Records for the task below:

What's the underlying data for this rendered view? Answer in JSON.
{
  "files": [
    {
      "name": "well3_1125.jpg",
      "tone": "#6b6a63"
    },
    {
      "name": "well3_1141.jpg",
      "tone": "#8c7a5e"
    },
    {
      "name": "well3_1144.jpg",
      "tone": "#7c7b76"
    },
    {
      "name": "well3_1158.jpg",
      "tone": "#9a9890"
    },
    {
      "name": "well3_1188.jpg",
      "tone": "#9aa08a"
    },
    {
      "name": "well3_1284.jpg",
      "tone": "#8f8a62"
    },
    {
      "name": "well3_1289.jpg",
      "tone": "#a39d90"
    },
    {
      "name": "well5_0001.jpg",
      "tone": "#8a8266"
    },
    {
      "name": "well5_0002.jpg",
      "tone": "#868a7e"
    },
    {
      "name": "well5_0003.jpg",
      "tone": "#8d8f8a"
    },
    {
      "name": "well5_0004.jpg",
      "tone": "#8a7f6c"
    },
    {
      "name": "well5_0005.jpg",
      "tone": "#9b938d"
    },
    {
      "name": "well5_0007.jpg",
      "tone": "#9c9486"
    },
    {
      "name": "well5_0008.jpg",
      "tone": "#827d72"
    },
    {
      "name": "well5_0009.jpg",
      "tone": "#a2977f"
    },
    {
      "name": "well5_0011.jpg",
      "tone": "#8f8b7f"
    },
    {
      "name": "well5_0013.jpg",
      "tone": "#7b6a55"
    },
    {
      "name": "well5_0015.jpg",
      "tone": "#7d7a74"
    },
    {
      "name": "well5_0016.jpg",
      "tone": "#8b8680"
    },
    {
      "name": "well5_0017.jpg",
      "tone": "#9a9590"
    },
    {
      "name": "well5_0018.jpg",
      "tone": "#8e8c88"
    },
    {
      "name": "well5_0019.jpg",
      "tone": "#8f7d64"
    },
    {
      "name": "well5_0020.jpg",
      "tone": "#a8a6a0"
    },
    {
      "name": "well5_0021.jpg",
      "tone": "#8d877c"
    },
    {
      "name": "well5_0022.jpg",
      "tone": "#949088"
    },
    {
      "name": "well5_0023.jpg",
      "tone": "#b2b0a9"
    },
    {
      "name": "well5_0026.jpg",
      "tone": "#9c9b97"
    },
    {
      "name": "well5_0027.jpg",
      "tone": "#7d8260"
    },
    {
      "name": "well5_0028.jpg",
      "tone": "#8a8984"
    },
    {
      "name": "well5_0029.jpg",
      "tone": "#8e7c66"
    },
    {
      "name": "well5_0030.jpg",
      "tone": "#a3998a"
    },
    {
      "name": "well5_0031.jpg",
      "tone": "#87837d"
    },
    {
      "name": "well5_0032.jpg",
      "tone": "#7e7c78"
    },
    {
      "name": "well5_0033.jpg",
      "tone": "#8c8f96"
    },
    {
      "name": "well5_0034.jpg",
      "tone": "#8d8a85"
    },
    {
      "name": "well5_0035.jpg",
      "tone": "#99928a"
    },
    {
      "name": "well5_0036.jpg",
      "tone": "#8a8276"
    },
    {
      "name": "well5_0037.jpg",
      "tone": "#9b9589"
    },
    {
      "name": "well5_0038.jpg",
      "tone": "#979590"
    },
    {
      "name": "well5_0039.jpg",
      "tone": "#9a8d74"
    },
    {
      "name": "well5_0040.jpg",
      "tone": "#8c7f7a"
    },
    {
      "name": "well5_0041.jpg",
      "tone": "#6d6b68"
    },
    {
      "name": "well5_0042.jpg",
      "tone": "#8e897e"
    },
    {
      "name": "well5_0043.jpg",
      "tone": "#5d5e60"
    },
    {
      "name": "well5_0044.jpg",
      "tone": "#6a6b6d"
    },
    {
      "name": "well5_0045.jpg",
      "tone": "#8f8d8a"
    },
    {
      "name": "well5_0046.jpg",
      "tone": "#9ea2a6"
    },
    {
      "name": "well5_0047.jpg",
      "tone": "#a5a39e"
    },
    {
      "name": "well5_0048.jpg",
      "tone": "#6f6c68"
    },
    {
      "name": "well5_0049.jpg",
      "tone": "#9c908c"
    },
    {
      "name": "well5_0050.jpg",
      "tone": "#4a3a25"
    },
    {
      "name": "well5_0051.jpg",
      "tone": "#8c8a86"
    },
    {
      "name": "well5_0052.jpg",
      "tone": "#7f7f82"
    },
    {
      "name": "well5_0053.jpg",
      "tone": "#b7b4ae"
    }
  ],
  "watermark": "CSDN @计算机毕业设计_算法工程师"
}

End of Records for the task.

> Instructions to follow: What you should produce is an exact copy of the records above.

> Result:
What's the underlying data for this rendered view? Answer in JSON.
{
  "files": [
    {
      "name": "well3_1125.jpg",
      "tone": "#6b6a63"
    },
    {
      "name": "well3_1141.jpg",
      "tone": "#8c7a5e"
    },
    {
      "name": "well3_1144.jpg",
      "tone": "#7c7b76"
    },
    {
      "name": "well3_1158.jpg",
      "tone": "#9a9890"
    },
    {
      "name": "well3_1188.jpg",
      "tone": "#9aa08a"
    },
    {
      "name": "well3_1284.jpg",
      "tone": "#8f8a62"
    },
    {
      "name": "well3_1289.jpg",
      "tone": "#a39d90"
    },
    {
      "name": "well5_0001.jpg",
      "tone": "#8a8266"
    },
    {
      "name": "well5_0002.jpg",
      "tone": "#868a7e"
    },
    {
      "name": "well5_0003.jpg",
      "tone": "#8d8f8a"
    },
    {
      "name": "well5_0004.jpg",
      "tone": "#8a7f6c"
    },
    {
      "name": "well5_0005.jpg",
      "tone": "#9b938d"
    },
    {
      "name": "well5_0007.jpg",
      "tone": "#9c9486"
    },
    {
      "name": "well5_0008.jpg",
      "tone": "#827d72"
    },
    {
      "name": "well5_0009.jpg",
      "tone": "#a2977f"
    },
    {
      "name": "well5_0011.jpg",
      "tone": "#8f8b7f"
    },
    {
      "name": "well5_0013.jpg",
      "tone": "#7b6a55"
    },
    {
      "name": "well5_0015.jpg",
      "tone": "#7d7a74"
    },
    {
      "name": "well5_0016.jpg",
      "tone": "#8b8680"
    },
    {
      "name": "well5_0017.jpg",
      "tone": "#9a9590"
    },
    {
      "name": "well5_0018.jpg",
      "tone": "#8e8c88"
    },
    {
      "name": "well5_0019.jpg",
      "tone": "#8f7d64"
    },
    {
      "name": "well5_0020.jpg",
      "tone": "#a8a6a0"
    },
    {
      "name": "well5_0021.jpg",
      "tone": "#8d877c"
    },
    {
      "name": "well5_0022.jpg",
      "tone": "#949088"
    },
    {
      "name": "well5_0023.jpg",
      "tone": "#b2b0a9"
    },
    {
      "name": "well5_0026.jpg",
      "tone": "#9c9b97"
    },
    {
      "name": "well5_0027.jpg",
      "tone": "#7d8260"
    },
    {
      "name": "well5_0028.jpg",
      "tone": "#8a8984"
    },
    {
      "name": "well5_0029.jpg",
      "tone": "#8e7c66"
    },
    {
      "name": "well5_0030.jpg",
      "tone": "#a3998a"
    },
    {
      "name": "well5_0031.jpg",
      "tone": "#87837d"
    },
    {
      "name": "well5_0032.jpg",
      "tone": "#7e7c78"
    },
    {
      "name": "well5_0033.jpg",
      "tone": "#8c8f96"
    },
    {
      "name": "well5_0034.jpg",
      "tone": "#8d8a85"
    },
    {
      "name": "well5_0035.jpg",
      "tone": "#99928a"
    },
    {
      "name": "well5_0036.jpg",
      "tone": "#8a8276"
    },
    {
      "name": "well5_0037.jpg",
      "tone": "#9b9589"
    },
    {
      "name": "well5_0038.jpg",
      "tone": "#979590"
    },
    {
      "name": "well5_0039.jpg",
      "tone": "#9a8d74"
    },
    {
      "name": "well5_0040.jpg",
      "tone": "#8c7f7a"
    },
    {
      "name": "well5_0041.jpg",
      "tone": "#6d6b68"
    },
    {
      "name": "well5_0042.jpg",
      "tone": "#8e897e"
    },
    {
      "name": "well5_0043.jpg",
      "tone": "#5d5e60"
    },
    {
      "name": "well5_0044.jpg",
      "tone": "#6a6b6d"
    },
    {
      "name": "well5_0045.jpg",
      "tone": "#8f8d8a"
    },
    {
      "name": "well5_0046.jpg",
      "tone": "#9ea2a6"
    },
    {
      "name": "well5_0047.jpg",
      "tone": "#a5a39e"
    },
    {
      "name": "well5_0048.jpg",
      "tone": "#6f6c68"
    },
    {
      "name": "well5_0049.jpg",
      "tone": "#9c908c"
    },
    {
      "name": "well5_0050.jpg",
      "tone": "#4a3a25"
    },
    {
      "name": "well5_0051.jpg",
      "tone": "#8c8a86"
    },
    {
      "name": "well5_0052.jpg",
      "tone": "#7f7f82"
    },
    {
      "name": "well5_0053.jpg",
      "tone": "#b7b4ae"
    }
  ],
  "watermark": "CSDN @计算机毕业设计_算法工程师"
}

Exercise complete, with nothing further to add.